Records to use:
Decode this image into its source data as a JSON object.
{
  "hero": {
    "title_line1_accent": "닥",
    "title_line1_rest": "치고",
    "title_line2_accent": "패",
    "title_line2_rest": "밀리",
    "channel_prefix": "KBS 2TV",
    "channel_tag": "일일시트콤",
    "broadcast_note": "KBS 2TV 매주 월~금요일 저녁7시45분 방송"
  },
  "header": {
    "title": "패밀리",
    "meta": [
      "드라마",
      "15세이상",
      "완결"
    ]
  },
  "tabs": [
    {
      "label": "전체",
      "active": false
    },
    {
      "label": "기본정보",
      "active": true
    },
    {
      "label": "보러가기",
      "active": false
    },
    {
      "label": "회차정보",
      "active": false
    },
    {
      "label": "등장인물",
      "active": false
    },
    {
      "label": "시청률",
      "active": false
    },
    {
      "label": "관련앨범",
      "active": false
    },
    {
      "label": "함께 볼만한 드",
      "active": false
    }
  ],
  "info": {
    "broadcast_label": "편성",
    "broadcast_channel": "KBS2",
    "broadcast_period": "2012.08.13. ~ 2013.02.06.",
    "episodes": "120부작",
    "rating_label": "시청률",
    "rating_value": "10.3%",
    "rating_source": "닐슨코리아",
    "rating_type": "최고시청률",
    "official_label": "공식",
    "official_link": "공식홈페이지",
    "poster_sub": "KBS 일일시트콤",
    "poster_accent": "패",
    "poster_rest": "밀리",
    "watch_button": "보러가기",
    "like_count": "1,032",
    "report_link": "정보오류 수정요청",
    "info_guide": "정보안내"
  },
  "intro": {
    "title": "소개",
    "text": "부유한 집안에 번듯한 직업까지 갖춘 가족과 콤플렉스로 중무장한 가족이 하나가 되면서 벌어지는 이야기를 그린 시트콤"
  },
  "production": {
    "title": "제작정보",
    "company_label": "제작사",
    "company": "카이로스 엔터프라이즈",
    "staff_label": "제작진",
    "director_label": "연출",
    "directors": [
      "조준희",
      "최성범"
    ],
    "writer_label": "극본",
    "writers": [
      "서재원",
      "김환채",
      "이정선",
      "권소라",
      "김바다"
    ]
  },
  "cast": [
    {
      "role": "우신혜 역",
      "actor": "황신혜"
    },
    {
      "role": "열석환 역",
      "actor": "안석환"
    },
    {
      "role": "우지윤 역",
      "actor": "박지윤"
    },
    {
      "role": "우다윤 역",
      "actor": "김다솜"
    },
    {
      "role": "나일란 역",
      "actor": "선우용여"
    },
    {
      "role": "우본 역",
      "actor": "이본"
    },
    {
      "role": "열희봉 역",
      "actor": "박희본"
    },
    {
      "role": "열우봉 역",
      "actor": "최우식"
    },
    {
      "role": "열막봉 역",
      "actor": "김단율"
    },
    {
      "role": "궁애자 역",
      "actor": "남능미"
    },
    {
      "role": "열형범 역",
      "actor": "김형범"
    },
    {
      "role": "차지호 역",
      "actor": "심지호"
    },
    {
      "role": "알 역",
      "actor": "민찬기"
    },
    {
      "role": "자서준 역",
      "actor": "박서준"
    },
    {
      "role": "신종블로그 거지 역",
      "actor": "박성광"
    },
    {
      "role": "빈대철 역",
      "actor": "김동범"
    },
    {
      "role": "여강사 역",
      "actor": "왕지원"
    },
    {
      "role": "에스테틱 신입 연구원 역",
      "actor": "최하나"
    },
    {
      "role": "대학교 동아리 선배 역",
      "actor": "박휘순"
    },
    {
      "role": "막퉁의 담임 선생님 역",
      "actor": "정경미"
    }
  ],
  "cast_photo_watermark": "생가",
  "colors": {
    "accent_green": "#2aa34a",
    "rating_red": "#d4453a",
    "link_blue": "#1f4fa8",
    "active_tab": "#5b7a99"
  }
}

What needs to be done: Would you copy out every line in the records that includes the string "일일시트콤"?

Solution to this task:
    "channel_tag": "일일시트콤",
    "poster_sub": "KBS 일일시트콤",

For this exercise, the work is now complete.